How to Use a Three-Sided Drafter's Ruler. The drafter's ruler (also called an architect's scale) has three sides with one or two scales along each of its six edges. One scale is measured in inches and fractions of an inch. The other scales are used to make reduced drawings. Using a three-sided drafter's ruler isn't too difficult if you know what to do with it.
Things You'll Need
Drafter's ruler (architect's scale)
Measuring a Line
Determine the scale of the line you want to measure. In most cases, the line is part of a reduced drawing, and the scale of the drawing is indicated.
Find the appropriate scale on your drafter's ruler. Available scales on a good quality drafter's ruler are 1/8, 3/32, 3/16, 1/4, 3/8, 1/2, 3/4, 1, 1 1/2 and 3 inches to the foot.
Notice that each scale begins with 0 near the end. To one side is a series of marks (gradations) representing one inch, divided into sixteenths. On the other are gradations representing the number of inches or feet represented by 1 inch on the scale. For instance, for a 1/4 scale, a quarter of an inch represents 1 foot so the number 4 on the scale, which is 1 inch away from 0, represents 4 feet.
Position your ruler so the beginning of the line is even with the gradation indicating 0. The end of the line you're measuring will extend past one of the gradations on the scale. For instance, the line may extend past the gradation for 8 feet without reaching the gradation for 12 feet.
Reposition your ruler so the last gradation the line extends past it at the end of the line. Notice that the 0 is no longer at the beginning of the line. Instead the beginning falls somewhere on the 1 inch scale.
Count the number of sixteenths of an inch to the beginning of the line. For instance, if you are using the 1/4 scale, each sixteenth of an inch represents 3 inches, so if the beginning of the line is 3/16 of an inch beyond 0, the line you're measuring is 9 inches longer than the number of feet represented by the gradation at the end of the line.
Drawing a Line
Decide on the scale you want to use. See Step 2 in the above section for available scales.
Position your ruler so the gradation representing 0 is at the location where you want to begin your line. Use your pencil to make a small mark on the paper at this gradation.

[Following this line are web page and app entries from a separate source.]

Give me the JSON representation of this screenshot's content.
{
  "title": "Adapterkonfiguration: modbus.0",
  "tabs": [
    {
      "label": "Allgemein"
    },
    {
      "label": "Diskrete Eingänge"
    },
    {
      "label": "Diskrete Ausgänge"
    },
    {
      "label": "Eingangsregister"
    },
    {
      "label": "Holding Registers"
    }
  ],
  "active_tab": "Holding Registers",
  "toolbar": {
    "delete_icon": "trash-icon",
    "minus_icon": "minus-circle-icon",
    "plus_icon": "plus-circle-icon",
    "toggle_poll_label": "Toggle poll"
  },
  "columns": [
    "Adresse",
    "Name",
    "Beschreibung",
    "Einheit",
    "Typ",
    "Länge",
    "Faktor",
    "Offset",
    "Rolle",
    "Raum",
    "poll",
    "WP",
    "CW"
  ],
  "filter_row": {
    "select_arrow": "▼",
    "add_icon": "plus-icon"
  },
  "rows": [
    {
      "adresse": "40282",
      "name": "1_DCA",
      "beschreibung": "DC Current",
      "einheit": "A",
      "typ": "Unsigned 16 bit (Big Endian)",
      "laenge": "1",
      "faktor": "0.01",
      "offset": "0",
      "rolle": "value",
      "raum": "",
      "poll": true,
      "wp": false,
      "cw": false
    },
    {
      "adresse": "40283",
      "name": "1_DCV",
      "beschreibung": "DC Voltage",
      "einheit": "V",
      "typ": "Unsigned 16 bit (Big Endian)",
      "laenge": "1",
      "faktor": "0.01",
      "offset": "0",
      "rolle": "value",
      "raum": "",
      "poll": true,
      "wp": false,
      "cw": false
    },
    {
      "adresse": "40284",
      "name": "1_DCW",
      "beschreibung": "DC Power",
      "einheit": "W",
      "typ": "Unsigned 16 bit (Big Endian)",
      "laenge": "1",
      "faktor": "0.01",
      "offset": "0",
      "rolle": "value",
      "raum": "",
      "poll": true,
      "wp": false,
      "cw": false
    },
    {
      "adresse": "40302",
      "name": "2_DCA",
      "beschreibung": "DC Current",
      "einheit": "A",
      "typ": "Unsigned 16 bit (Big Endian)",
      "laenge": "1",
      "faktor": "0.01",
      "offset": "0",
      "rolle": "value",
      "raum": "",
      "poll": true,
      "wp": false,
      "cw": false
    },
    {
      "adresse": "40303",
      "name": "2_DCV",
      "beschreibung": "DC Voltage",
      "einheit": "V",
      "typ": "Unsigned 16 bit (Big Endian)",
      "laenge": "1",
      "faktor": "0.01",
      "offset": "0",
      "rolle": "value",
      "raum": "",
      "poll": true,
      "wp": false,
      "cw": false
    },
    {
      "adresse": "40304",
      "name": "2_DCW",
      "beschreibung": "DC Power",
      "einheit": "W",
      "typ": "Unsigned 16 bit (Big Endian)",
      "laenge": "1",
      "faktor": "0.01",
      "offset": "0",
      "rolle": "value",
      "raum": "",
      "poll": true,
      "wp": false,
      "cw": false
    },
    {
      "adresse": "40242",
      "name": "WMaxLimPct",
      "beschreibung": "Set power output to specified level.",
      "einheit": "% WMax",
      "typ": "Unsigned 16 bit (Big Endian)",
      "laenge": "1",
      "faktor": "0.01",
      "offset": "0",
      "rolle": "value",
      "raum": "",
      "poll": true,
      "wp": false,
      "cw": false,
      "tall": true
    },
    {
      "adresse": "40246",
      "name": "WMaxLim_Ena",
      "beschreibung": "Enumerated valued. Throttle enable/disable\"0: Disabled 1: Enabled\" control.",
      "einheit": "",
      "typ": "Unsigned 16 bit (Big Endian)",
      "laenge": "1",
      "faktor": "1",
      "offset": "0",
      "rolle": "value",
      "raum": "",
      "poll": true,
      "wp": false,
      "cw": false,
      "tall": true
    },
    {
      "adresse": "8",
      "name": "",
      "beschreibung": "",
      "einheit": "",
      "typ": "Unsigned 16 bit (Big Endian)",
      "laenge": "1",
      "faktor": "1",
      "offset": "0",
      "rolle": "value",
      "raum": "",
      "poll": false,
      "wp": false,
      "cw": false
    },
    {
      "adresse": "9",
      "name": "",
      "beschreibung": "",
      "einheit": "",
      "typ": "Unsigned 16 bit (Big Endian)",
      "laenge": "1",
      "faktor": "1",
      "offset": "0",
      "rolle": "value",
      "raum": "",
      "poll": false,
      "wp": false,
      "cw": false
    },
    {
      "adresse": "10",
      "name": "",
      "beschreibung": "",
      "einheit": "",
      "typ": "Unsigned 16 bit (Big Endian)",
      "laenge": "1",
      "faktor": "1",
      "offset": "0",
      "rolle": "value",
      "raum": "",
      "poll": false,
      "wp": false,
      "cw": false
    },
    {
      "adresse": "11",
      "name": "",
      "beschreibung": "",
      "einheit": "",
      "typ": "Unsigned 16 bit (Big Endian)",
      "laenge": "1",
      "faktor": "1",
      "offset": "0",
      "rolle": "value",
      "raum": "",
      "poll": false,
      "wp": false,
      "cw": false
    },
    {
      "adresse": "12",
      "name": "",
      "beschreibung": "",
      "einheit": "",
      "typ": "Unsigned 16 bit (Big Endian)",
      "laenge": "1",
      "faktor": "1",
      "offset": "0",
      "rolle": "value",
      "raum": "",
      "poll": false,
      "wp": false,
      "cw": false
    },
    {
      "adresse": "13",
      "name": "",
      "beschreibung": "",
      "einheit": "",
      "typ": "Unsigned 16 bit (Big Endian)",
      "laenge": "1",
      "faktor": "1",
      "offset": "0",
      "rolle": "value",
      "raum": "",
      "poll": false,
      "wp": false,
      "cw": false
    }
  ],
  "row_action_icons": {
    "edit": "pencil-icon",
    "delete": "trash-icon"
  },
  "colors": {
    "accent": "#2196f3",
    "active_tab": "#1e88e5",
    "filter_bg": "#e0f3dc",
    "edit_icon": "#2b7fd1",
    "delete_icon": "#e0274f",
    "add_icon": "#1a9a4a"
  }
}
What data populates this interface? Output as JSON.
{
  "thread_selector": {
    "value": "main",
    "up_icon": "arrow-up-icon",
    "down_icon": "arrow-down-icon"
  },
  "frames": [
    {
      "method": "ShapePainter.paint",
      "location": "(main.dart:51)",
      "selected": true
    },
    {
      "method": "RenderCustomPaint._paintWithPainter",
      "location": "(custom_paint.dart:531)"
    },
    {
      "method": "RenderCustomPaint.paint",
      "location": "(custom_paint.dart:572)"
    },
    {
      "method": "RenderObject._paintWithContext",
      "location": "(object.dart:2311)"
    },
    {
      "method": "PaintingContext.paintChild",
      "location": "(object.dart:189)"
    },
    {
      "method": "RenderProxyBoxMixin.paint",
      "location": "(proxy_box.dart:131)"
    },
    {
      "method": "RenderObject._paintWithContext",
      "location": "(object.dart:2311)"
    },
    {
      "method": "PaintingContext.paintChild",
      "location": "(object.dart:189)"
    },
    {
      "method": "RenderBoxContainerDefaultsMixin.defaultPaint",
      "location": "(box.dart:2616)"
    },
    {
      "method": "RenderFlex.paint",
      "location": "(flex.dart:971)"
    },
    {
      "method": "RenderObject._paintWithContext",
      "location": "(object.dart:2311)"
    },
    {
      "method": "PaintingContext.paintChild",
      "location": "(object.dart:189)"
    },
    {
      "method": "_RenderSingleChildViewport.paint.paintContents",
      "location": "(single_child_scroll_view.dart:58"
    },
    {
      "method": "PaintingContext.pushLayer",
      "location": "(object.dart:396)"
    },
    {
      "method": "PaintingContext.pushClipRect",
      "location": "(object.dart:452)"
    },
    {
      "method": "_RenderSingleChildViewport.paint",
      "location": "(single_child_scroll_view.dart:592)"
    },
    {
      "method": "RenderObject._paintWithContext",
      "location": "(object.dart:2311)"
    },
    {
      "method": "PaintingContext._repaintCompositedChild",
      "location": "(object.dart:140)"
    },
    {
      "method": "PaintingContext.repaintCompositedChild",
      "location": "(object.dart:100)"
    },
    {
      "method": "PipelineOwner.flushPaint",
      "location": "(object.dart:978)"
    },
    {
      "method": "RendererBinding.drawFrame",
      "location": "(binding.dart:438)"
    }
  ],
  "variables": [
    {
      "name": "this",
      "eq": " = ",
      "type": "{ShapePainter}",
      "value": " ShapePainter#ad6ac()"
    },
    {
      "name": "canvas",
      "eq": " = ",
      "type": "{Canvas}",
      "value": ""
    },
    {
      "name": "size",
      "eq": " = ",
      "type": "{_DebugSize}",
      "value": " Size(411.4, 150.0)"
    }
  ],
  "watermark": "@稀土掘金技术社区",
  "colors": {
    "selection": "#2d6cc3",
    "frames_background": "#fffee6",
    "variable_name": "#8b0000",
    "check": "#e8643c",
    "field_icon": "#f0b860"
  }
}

Note the other numbers on the scale and determine where the end of the line, after it is drawn, will fall. For instance, if you are using a 1/4 inch scale and will be drawing a line representing 9 feet, the line will fall between the gradations representing 8 and 12 feet.
Reposition your ruler so the mark you made falls somewhere on the 1 inch scale. For instance, if you are using the 1/4 scale and the line you are drawing is to represent 9 feet, position your ruler so the mark falls at the 1/4 inch gradation.
Find the gradation that, combined with the 1 inch scale, represents the end of your line. Make a second small mark on the paper at this gradation.
Set your drafter's ruler aside and use a straight edge to draw a line between the two marks you made.
Always place your drafter's ruler on the paper so the scale you're using is on the side facing away from you. This will help prevent the shadow of your body or the scale from falling across the scale, which may make accurate measurement more difficult.
Never use a drafter's ruler as a guide for drawing lines. This will cause wear on the edges, leading to inaccuracies when using the ruler for measurements.